◆ EXERCISE INSTRUCTIONS ◆
Below are the entries; count how many lines contain the word "Criado" and reply with that number alone.

◆ EXERCISE MATERIAL ◆

------------------------------------------------------------------------

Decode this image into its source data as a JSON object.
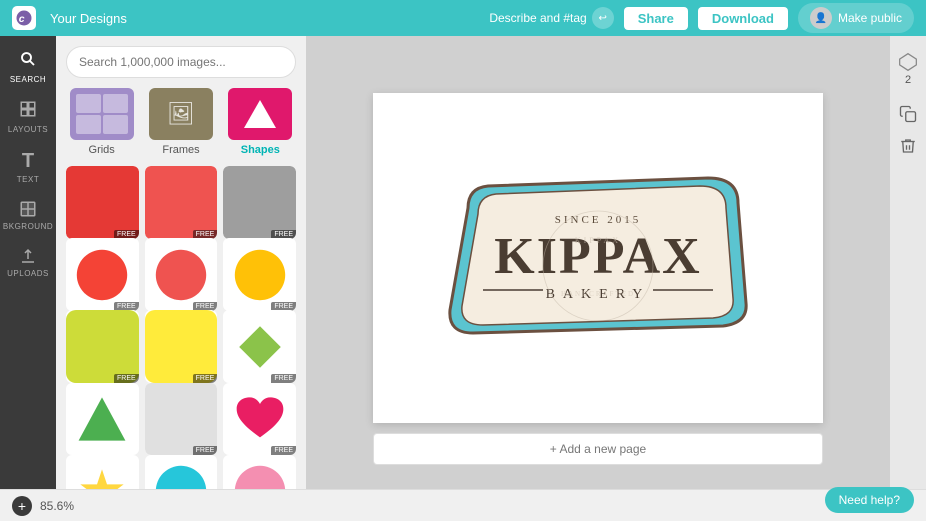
{
  "header": {
    "logo_text": "Canva",
    "page_title": "Your Designs",
    "describe_label": "Describe and #tag",
    "share_label": "Share",
    "download_label": "Download",
    "make_public_label": "Make public"
  },
  "sidebar": {
    "items": [
      {
        "id": "search",
        "label": "SEARCH",
        "icon": "🔍"
      },
      {
        "id": "layouts",
        "label": "LAYOUTS",
        "icon": "⊞"
      },
      {
        "id": "text",
        "label": "TEXT",
        "icon": "T"
      },
      {
        "id": "background",
        "label": "BKGROUND",
        "icon": "▦"
      },
      {
        "id": "uploads",
        "label": "UPLOADS",
        "icon": "↑"
      }
    ]
  },
  "panel": {
    "search_placeholder": "Search 1,000,000 images...",
    "categories": [
      {
        "id": "grids",
        "label": "Grids",
        "active": false
      },
      {
        "id": "frames",
        "label": "Frames",
        "active": false
      },
      {
        "id": "shapes",
        "label": "Shapes",
        "active": true
      }
    ],
    "shapes": [
      {
        "type": "rounded-rect",
        "color": "#e53935",
        "free": true
      },
      {
        "type": "rounded-rect",
        "color": "#ef5350",
        "free": true
      },
      {
        "type": "rounded-rect",
        "color": "#9e9e9e",
        "free": true
      },
      {
        "type": "circle",
        "color": "#f44336",
        "free": true
      },
      {
        "type": "circle",
        "color": "#ef5350",
        "free": true
      },
      {
        "type": "circle",
        "color": "#ffc107",
        "free": true
      },
      {
        "type": "rounded-rect",
        "color": "#cddc39",
        "free": true
      },
      {
        "type": "rounded-rect",
        "color": "#ffeb3b",
        "free": true
      },
      {
        "type": "diamond",
        "color": "#8bc34a",
        "free": true
      },
      {
        "type": "triangle",
        "color": "#4caf50",
        "free": false
      },
      {
        "type": "rounded-rect",
        "color": "#e0e0e0",
        "free": true
      },
      {
        "type": "heart",
        "color": "#e91e63",
        "free": true
      },
      {
        "type": "star",
        "color": "#ffd740",
        "free": false
      },
      {
        "type": "circle",
        "color": "#26c6da",
        "free": false
      },
      {
        "type": "circle",
        "color": "#f48fb1",
        "free": false
      }
    ]
  },
  "canvas": {
    "page_label": "+ Add a new page",
    "zoom_level": "85.6%"
  },
  "right_toolbar": {
    "page_number": "2",
    "copy_label": "Copy",
    "delete_label": "Delete"
  },
  "help_button": "Need help?"
}
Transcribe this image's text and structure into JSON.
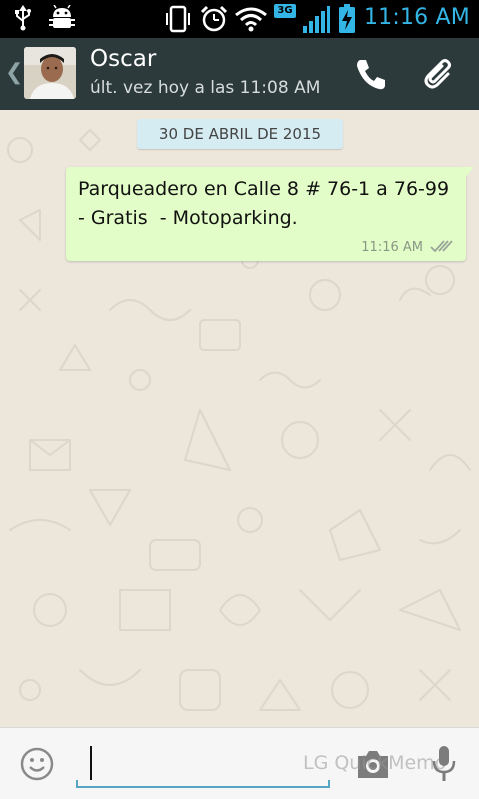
{
  "status_bar": {
    "time": "11:16 AM",
    "network_type": "3G",
    "icons": [
      "usb-icon",
      "android-debug-icon",
      "vibrate-icon",
      "alarm-icon",
      "wifi-icon",
      "signal-icon",
      "battery-charging-icon"
    ]
  },
  "header": {
    "contact_name": "Oscar",
    "last_seen": "últ. vez hoy a las 11:08 AM",
    "icons": [
      "back-chevron-icon",
      "call-icon",
      "attach-icon"
    ]
  },
  "chat": {
    "date_separator": "30 DE ABRIL DE 2015",
    "messages": [
      {
        "text": "Parqueadero en Calle 8 # 76-1 a 76-99 - Gratis  - Motoparking.",
        "time": "11:16 AM",
        "status": "delivered-double-tick",
        "direction": "outgoing"
      }
    ]
  },
  "input_bar": {
    "text_value": "",
    "icons": [
      "emoji-icon",
      "camera-icon",
      "mic-icon"
    ],
    "watermark": "LG QuickMemo"
  },
  "colors": {
    "status_bar_bg": "#000000",
    "status_accent": "#33b5e5",
    "header_bg": "#2c3a3b",
    "chat_bg": "#ece6db",
    "outgoing_bubble": "#e2fdc7",
    "date_pill": "#d6ecf3",
    "input_underline": "#54a6c4"
  }
}
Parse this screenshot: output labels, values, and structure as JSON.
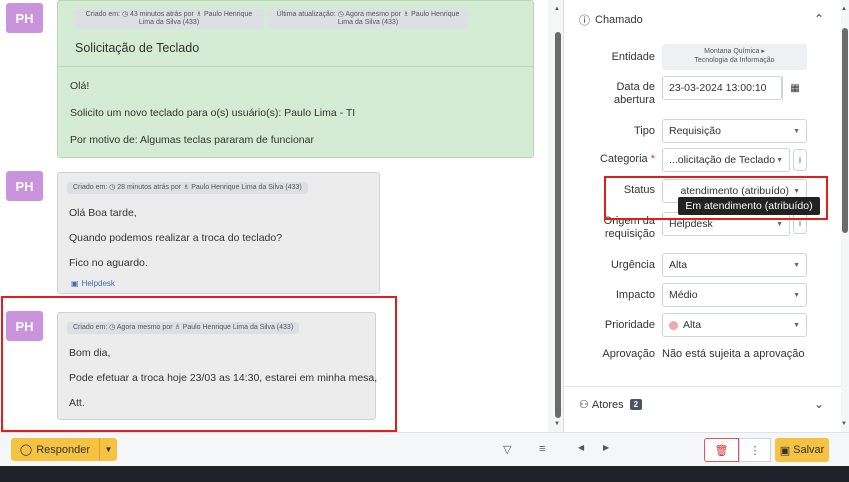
{
  "timeline": {
    "ticket": {
      "avatar": "PH",
      "created_meta": "Criado em: ◷ 43 minutos atrás por ♗ Paulo Henrique Lima da Silva (433)",
      "updated_meta": "Última atualização: ◷ Agora mesmo por ♗ Paulo Henrique Lima da Silva (433)",
      "title": "Solicitação de Teclado",
      "lines": [
        "Olá!",
        "Solicito um novo teclado para o(s) usuário(s): Paulo Lima - TI",
        "Por motivo de: Algumas teclas pararam de funcionar"
      ]
    },
    "followup1": {
      "avatar": "PH",
      "meta": "Criado em: ◷ 28 minutos atrás por ♗ Paulo Henrique Lima da Silva (433)",
      "lines": [
        "Olá Boa tarde,",
        "Quando podemos realizar a troca do teclado?",
        "Fico no aguardo."
      ],
      "source": "Helpdesk"
    },
    "followup2": {
      "avatar": "PH",
      "meta": "Criado em: ◷ Agora mesmo por ♗ Paulo Henrique Lima da Silva (433)",
      "lines": [
        "Bom dia,",
        "Pode efetuar a troca hoje 23/03 as 14:30, estarei em minha mesa,",
        "Att."
      ]
    }
  },
  "panel": {
    "section_title": "Chamado",
    "entity_label": "Entidade",
    "entity_line1": "Montana Química ▸",
    "entity_line2": "Tecnologia da Informação",
    "date_label_1": "Data de",
    "date_label_2": "abertura",
    "date_value": "23-03-2024 13:00:10",
    "type_label": "Tipo",
    "type_value": "Requisição",
    "category_label": "Categoria",
    "required_mark": "*",
    "category_value": "...olicitação de Teclado",
    "status_label": "Status",
    "status_value": "atendimento (atribuído)",
    "status_tooltip": "Em atendimento (atribuído)",
    "origin_label_1": "Origem da",
    "origin_label_2": "requisição",
    "origin_value": "Helpdesk",
    "urgency_label": "Urgência",
    "urgency_value": "Alta",
    "impact_label": "Impacto",
    "impact_value": "Médio",
    "priority_label": "Prioridade",
    "priority_value": "Alta",
    "approval_label": "Aprovação",
    "approval_value": "Não está sujeita a aprovação",
    "actors_label": "Atores",
    "actors_count": "2"
  },
  "bottom": {
    "respond_label": "Responder",
    "save_label": "Salvar"
  },
  "colors": {
    "accent": "#f5c242",
    "avatar": "#c994dc",
    "ticket_bg": "#d4ecd3",
    "highlight": "#e11d1d"
  }
}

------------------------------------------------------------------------

◆ SOLUTION BELOW ◆
3